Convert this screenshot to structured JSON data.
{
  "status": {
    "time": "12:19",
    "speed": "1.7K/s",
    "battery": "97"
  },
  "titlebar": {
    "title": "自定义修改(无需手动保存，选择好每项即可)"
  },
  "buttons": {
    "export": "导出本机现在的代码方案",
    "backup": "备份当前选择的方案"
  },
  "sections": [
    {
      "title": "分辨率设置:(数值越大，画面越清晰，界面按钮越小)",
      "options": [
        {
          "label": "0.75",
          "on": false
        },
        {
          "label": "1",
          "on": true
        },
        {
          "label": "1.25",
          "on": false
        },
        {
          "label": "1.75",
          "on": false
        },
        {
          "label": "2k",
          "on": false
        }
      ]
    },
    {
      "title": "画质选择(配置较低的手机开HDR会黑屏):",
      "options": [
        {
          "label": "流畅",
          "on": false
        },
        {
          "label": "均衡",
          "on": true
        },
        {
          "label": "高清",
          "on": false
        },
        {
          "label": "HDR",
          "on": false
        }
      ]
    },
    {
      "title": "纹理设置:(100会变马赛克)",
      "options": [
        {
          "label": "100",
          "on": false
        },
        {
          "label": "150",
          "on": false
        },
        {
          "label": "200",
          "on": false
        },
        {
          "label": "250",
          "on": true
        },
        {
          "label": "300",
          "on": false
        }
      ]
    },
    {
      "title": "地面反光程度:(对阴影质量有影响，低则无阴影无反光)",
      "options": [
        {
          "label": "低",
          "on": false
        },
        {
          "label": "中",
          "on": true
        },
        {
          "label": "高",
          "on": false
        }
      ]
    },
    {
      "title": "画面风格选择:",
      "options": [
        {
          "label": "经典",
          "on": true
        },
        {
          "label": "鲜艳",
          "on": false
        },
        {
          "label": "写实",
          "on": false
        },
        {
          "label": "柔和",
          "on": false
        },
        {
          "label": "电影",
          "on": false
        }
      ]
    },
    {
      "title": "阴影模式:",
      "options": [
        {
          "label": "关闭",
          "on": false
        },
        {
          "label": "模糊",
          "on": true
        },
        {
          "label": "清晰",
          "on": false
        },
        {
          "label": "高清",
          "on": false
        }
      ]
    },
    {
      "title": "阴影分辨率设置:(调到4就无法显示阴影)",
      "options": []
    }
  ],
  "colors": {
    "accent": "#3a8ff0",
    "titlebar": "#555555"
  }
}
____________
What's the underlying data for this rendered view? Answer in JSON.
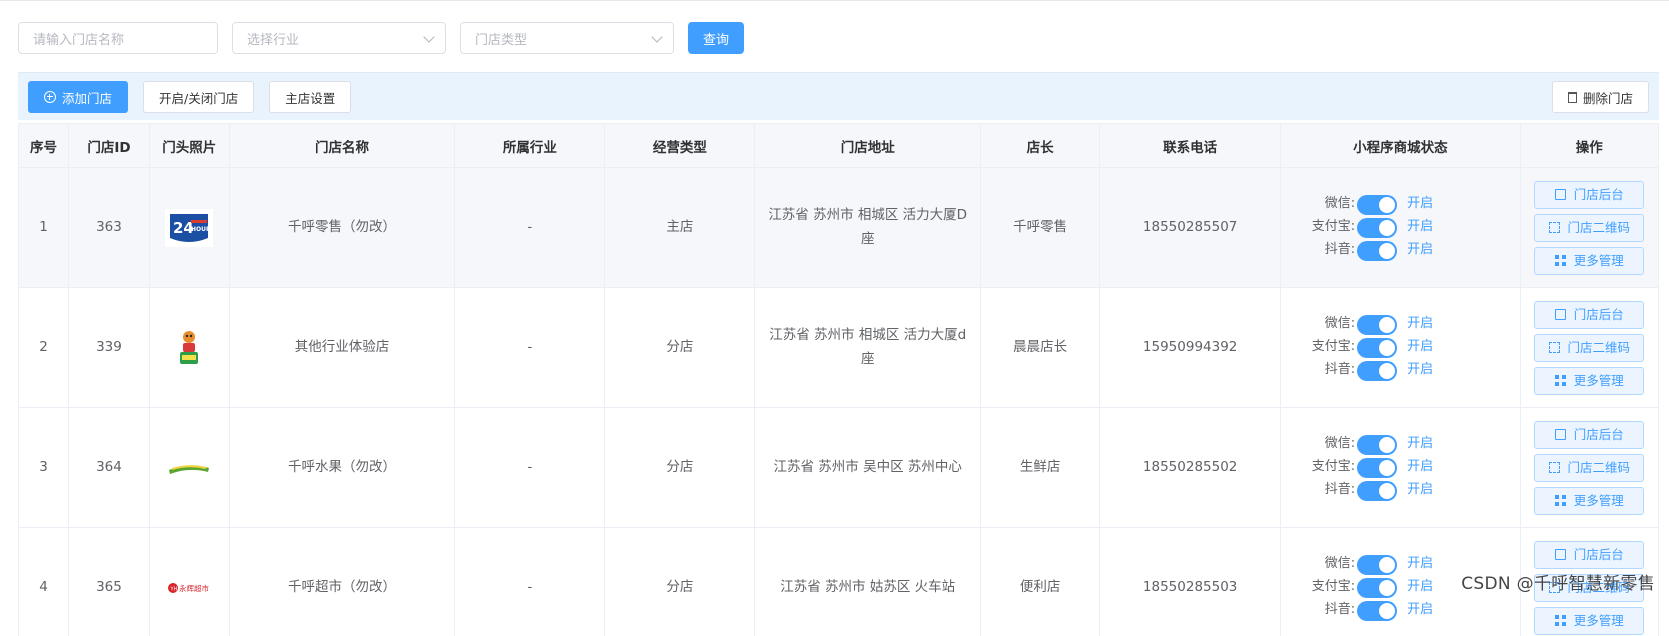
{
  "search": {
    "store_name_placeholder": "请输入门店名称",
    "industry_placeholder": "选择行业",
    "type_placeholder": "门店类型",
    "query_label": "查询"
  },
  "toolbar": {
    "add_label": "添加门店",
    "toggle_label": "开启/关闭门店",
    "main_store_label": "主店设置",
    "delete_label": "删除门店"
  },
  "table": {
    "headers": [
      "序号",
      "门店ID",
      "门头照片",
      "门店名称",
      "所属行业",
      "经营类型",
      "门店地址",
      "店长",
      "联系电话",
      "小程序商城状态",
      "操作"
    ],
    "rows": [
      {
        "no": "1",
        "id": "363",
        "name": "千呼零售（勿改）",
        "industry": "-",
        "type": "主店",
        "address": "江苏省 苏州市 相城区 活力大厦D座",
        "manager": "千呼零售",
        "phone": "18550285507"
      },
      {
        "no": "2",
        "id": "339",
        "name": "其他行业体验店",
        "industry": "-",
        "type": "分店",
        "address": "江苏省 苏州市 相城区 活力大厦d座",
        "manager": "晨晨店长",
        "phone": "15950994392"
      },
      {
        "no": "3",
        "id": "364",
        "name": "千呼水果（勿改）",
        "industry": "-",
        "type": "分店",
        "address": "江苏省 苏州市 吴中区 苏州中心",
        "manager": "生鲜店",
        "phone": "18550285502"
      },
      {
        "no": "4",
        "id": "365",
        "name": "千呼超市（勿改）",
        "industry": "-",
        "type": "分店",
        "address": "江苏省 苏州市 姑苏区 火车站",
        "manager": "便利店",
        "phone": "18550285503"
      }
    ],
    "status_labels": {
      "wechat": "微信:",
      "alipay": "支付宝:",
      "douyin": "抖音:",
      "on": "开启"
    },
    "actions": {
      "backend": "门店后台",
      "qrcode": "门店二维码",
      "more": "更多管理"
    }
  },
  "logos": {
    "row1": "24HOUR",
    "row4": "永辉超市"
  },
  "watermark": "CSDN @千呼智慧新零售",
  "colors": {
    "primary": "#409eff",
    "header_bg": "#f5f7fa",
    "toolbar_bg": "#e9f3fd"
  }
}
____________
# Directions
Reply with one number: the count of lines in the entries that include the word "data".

# Response to this exercise
2